Yet for a self-driving car the physical destination is something of an afterthought, the vehicle itself is the real destination.
While some have responded skeptically to these self-driving cars with comments about how trains/subways already fill this role – the point is precisely that trains and subways do not fit this role. For the self-driving car is not actually about making transportation easier for more people. If the problem that somebody is trying to solve (to put it in Postman-esque language) is “how do you efficiently transport the most people?” – than it is obvious that the self-driving car is a questionable answer. However if the question is “how do you make people more reliant on complicated structures of technological power” than the self-driving car emerges as a wonderful answer. Again, this is not about efficient transportation it is about control. These new self-driven cars are marvelous demonstrations of technological ideology – once you agree to enter the car and sit within it you become enclosed in its drive, which is really just the drive of the company behind it all.
The future as envisioned by self-driven cars does not need you to drive – it does not want you to drive – it just wants you to sit passively while a major corporation takes you where it wants you, and the world, to go.
And thus the self-driven car is the perfect symbol for the direction our technological society is moving in: a car in which a person sits in the “driver’s seat” but where it is the corporate machine that is driving.

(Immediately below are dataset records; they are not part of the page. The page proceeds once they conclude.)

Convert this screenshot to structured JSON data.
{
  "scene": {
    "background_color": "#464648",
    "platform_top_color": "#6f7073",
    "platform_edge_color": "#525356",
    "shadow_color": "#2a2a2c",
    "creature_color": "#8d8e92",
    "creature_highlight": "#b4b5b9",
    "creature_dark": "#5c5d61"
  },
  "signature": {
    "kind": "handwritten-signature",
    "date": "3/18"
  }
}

The human no longer needs a steering wheel, for it is them and not the car that is being steered.